▶ _Problem requirements_:
All lines in the records that carry the string "interior" are to be shown.

▽

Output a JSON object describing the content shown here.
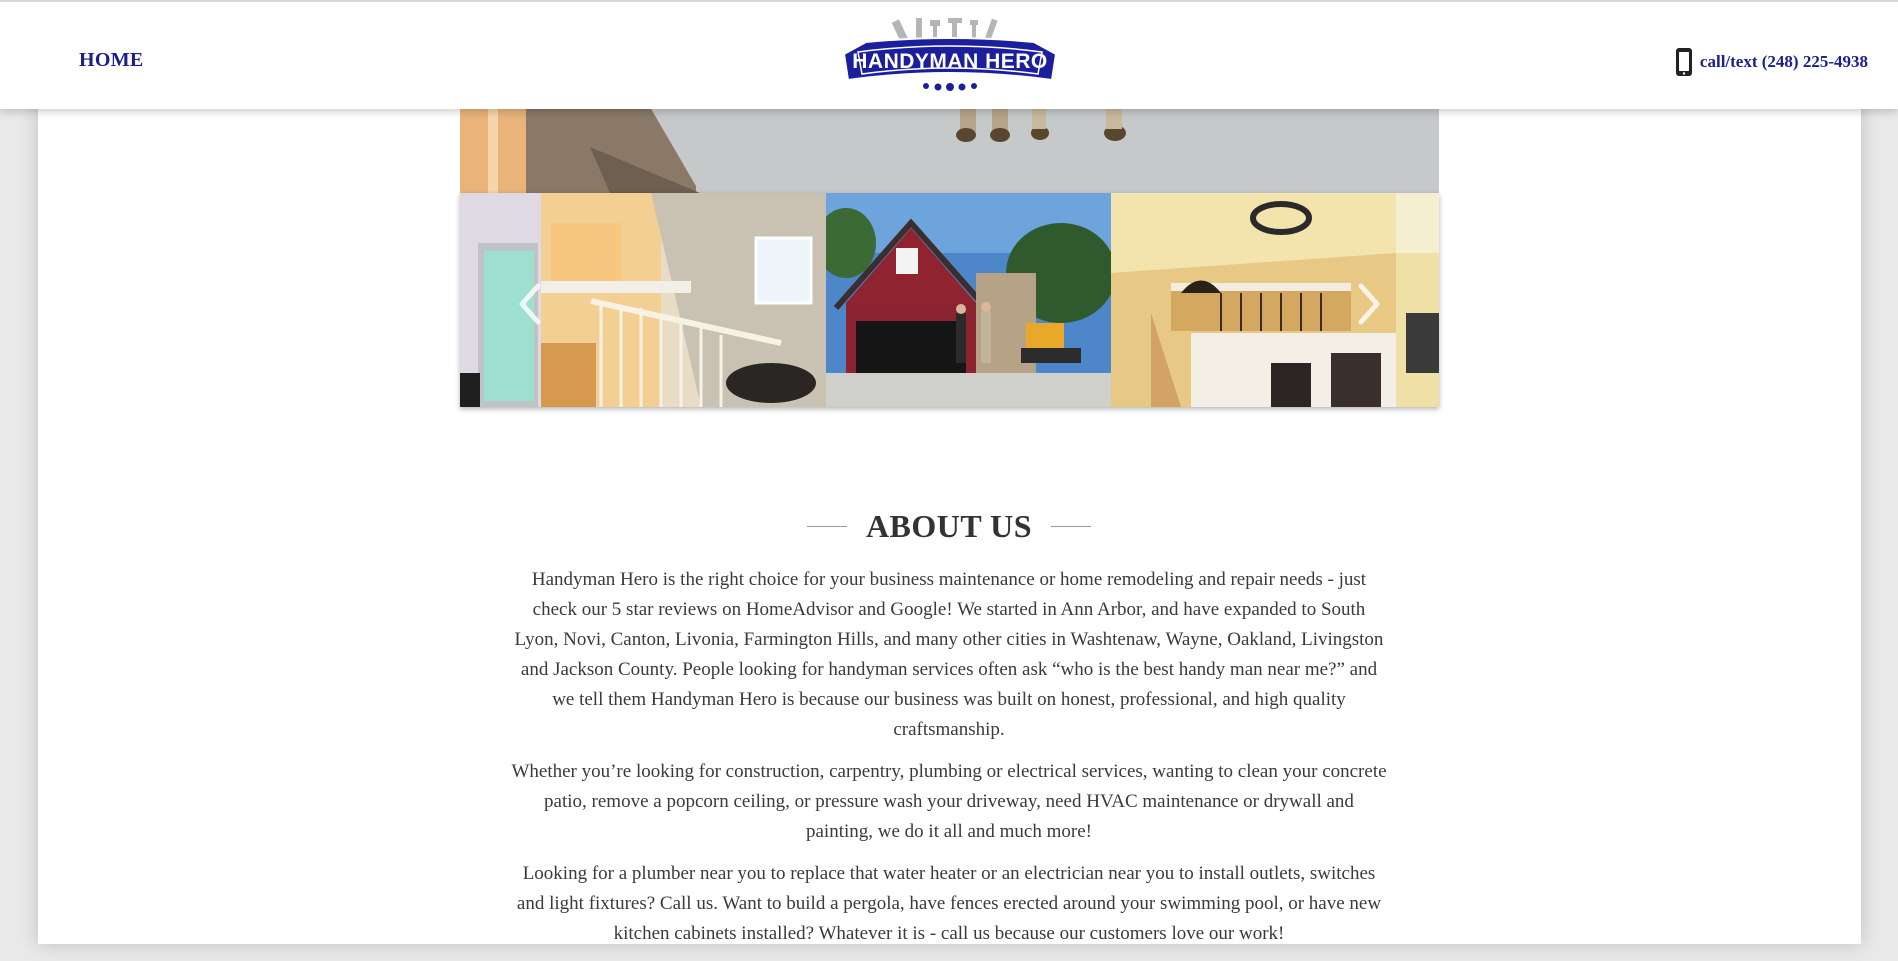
{
  "header": {
    "home_label": "HOME",
    "logo_text": "HANDYMAN HERO",
    "phone_label": "call/text (248) 225-4938"
  },
  "colors": {
    "brand_navy": "#1a1f8c",
    "logo_blue": "#1b1f9c",
    "text": "#3a3a3a"
  },
  "gallery": {
    "images": [
      "bathroom-mirror",
      "interior-staircase",
      "red-house-garage",
      "two-story-living-room",
      "yellow-interior"
    ],
    "prev_icon": "chevron-left-icon",
    "next_icon": "chevron-right-icon"
  },
  "about": {
    "heading": "ABOUT US",
    "paragraphs": [
      "Handyman Hero is the right choice for your business maintenance or home remodeling and repair needs - just check our 5 star reviews on HomeAdvisor and Google! We started in Ann Arbor, and have expanded to South Lyon, Novi, Canton, Livonia, Farmington Hills, and many other cities in Washtenaw, Wayne, Oakland, Livingston and Jackson County. People looking for handyman services often ask “who is the best handy man near me?” and we tell them Handyman Hero is because our business was built on honest, professional, and high quality craftsmanship.",
      "Whether you’re looking for construction, carpentry, plumbing or electrical services, wanting to clean your concrete patio, remove a popcorn ceiling, or pressure wash your driveway, need HVAC maintenance or drywall and painting, we do it all and much more!",
      "Looking for a plumber near you to replace that water heater or an electrician near you to install outlets, switches and light fixtures? Call us. Want to build a pergola, have fences erected around your swimming pool, or have new kitchen cabinets installed? Whatever it is - call us because our customers love our work!"
    ]
  }
}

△

▶ _Response area_:
      "interior-staircase",
      "yellow-interior"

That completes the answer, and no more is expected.